In addition, I'm not aware of any doubts as to the authenticity of Milchamos Hashem or why it would take huge investments to present the evidence that it is not reliable. So the whole "Mimoh Nafscoch" is difficult to comprehend.
D: Indeed, such a doctrine would fly in the face of the entire thrust of this sub-section of the ma'amar. Namely, the Mama'ar insists we may not concede any authority to the Talmud merely on the basis of the stature of the Talmudic sages alone. Their authority --on any subject, legal or scientific--must be earned by passing the scrutiny of our own contemporary expertise! (The wording I employ here in describing the Ma'amar's position vis-a-vis authority is specifically designed to correct David Ohsie's latest misunderstanding of Rav Meiselman's argument about the Ma'amar. That was rather painless, wasn't it?)
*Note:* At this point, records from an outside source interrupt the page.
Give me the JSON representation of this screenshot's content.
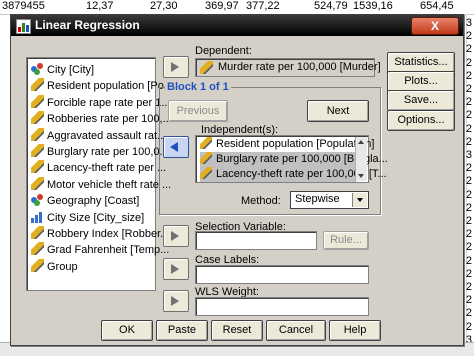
{
  "sheet": {
    "top_row": [
      "3879455",
      "12,37",
      "27,30",
      "369,97",
      "377,22",
      "524,79",
      "1539,16",
      "654,45"
    ],
    "right_column": [
      "3",
      "2",
      "2",
      "2",
      "2",
      "2",
      "2",
      "2",
      "2",
      "2",
      "3",
      "2",
      "2",
      "2",
      "2",
      "2",
      "2",
      "2",
      "2",
      "2",
      "2",
      "2",
      "2",
      "2",
      "3"
    ]
  },
  "dialog": {
    "title": "Linear Regression",
    "close_label": "X",
    "variables": [
      {
        "label": "City [City]",
        "icon": "nominal-icon"
      },
      {
        "label": "Resident population [Po...",
        "icon": "scale-icon"
      },
      {
        "label": "Forcible rape rate per 1...",
        "icon": "scale-icon"
      },
      {
        "label": "Robberies rate per 100,...",
        "icon": "scale-icon"
      },
      {
        "label": "Aggravated assault rat...",
        "icon": "scale-icon"
      },
      {
        "label": "Burglary rate per 100,0...",
        "icon": "scale-icon"
      },
      {
        "label": "Lacency-theft rate per ...",
        "icon": "scale-icon"
      },
      {
        "label": "Motor vehicle theft rate ...",
        "icon": "scale-icon"
      },
      {
        "label": "Geography [Coast]",
        "icon": "nominal-icon"
      },
      {
        "label": "City Size [City_size]",
        "icon": "ordinal-icon"
      },
      {
        "label": "Robbery Index [Robber...",
        "icon": "scale-icon"
      },
      {
        "label": "Grad Fahrenheit [Temp...",
        "icon": "scale-icon"
      },
      {
        "label": "Group",
        "icon": "scale-icon"
      }
    ],
    "dependent_label": "Dependent:",
    "dependent_value": "Murder rate per 100,000 [Murder]",
    "block_label": "Block 1 of 1",
    "previous_label": "Previous",
    "next_label": "Next",
    "independents_label": "Independent(s):",
    "independents": [
      {
        "label": "Resident population [Population]"
      },
      {
        "label": "Burglary rate per 100,000 [Burgla..."
      },
      {
        "label": "Lacency-theft rate per 100,000 [T..."
      }
    ],
    "method_label": "Method:",
    "method_value": "Stepwise",
    "selection_variable_label": "Selection Variable:",
    "rule_label": "Rule...",
    "case_labels_label": "Case Labels:",
    "wls_weight_label": "WLS Weight:",
    "side_buttons": [
      "Statistics...",
      "Plots...",
      "Save...",
      "Options..."
    ],
    "bottom_buttons": [
      "OK",
      "Paste",
      "Reset",
      "Cancel",
      "Help"
    ]
  }
}
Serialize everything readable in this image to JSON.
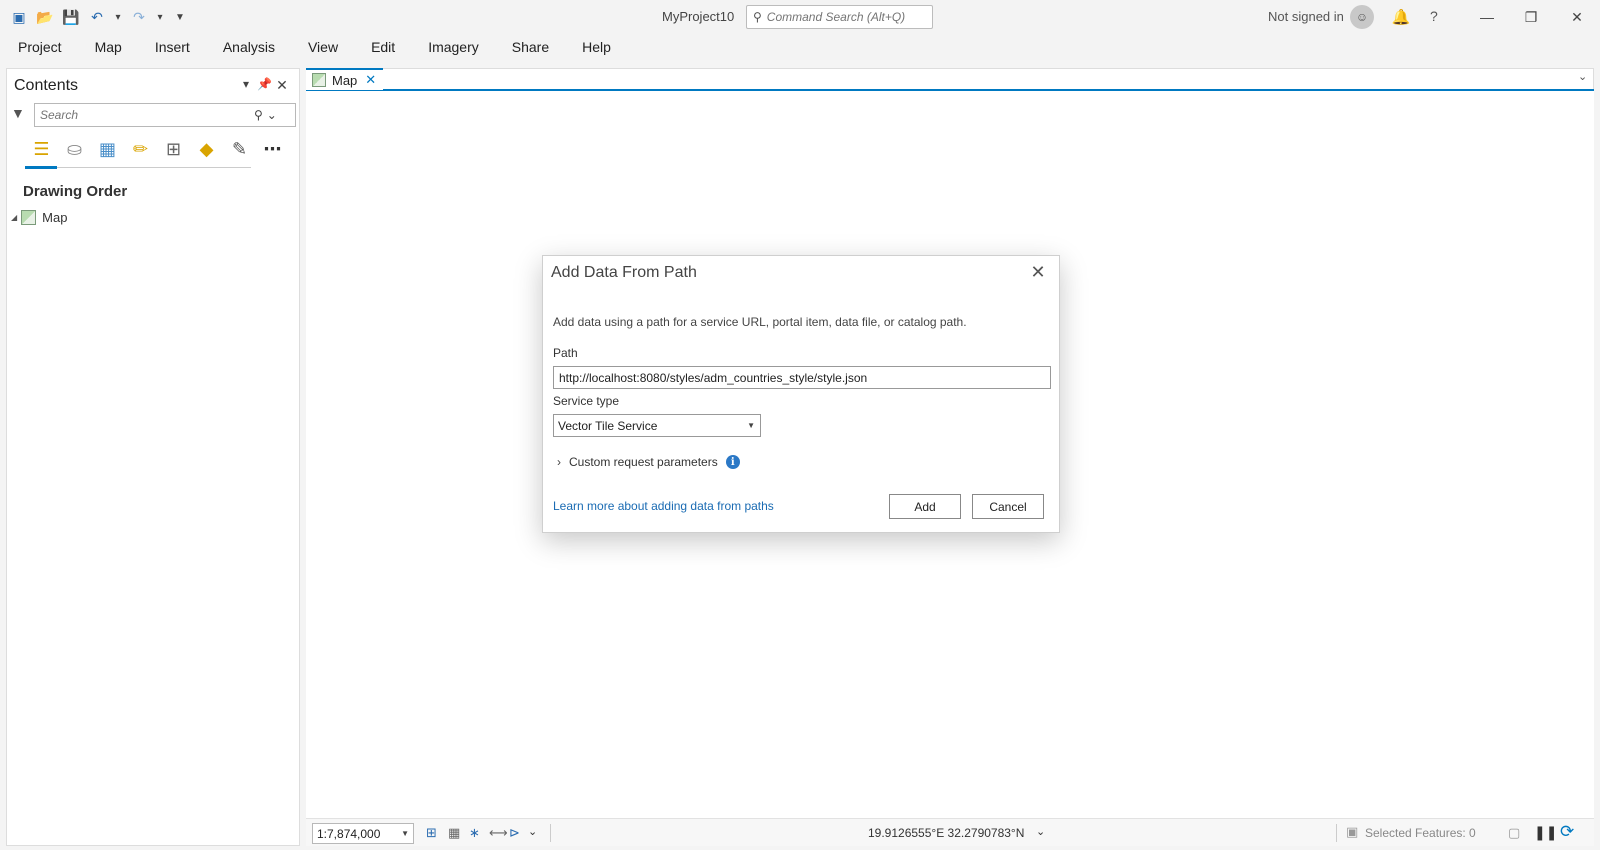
{
  "window": {
    "title": "MyProject10",
    "command_search_placeholder": "Command Search (Alt+Q)",
    "signin_status": "Not signed in",
    "help_label": "?"
  },
  "menu": {
    "tabs": [
      "Project",
      "Map",
      "Insert",
      "Analysis",
      "View",
      "Edit",
      "Imagery",
      "Share",
      "Help"
    ]
  },
  "contents": {
    "title": "Contents",
    "search_placeholder": "Search",
    "section_title": "Drawing Order",
    "tree": [
      {
        "label": "Map"
      }
    ]
  },
  "map_view": {
    "tab_label": "Map"
  },
  "status_bar": {
    "scale": "1:7,874,000",
    "coordinates": "19.9126555°E 32.2790783°N",
    "selected_features": "Selected Features: 0"
  },
  "dialog": {
    "title": "Add Data From Path",
    "description": "Add data using a path for a service URL, portal item, data file, or catalog path.",
    "path_label": "Path",
    "path_value": "http://localhost:8080/styles/adm_countries_style/style.json",
    "service_type_label": "Service type",
    "service_type_value": "Vector Tile Service",
    "custom_params_label": "Custom request parameters",
    "learn_more_link": "Learn more about adding data from paths",
    "add_button": "Add",
    "cancel_button": "Cancel"
  },
  "colors": {
    "accent": "#0079c1",
    "link": "#1a6bb3",
    "info": "#2b78c6"
  }
}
Rabbi Kornreich's "explanation" is difficult to understand. Rabbi Meiselman appeared to claim that the Discourse lends no credence to authority at all, since he tries to refute it with a statement from the Rambam that authority is a source of knowledge. If all the Discourse means is that we don't accept a statement based entirely on authority regardless of whether or not it makes sense, then this is no contradiction to the Rambam. We showed in the post that he puts reason ahead of authority as a source of knowledge, and rejects Talmudic statements with which he disagrees.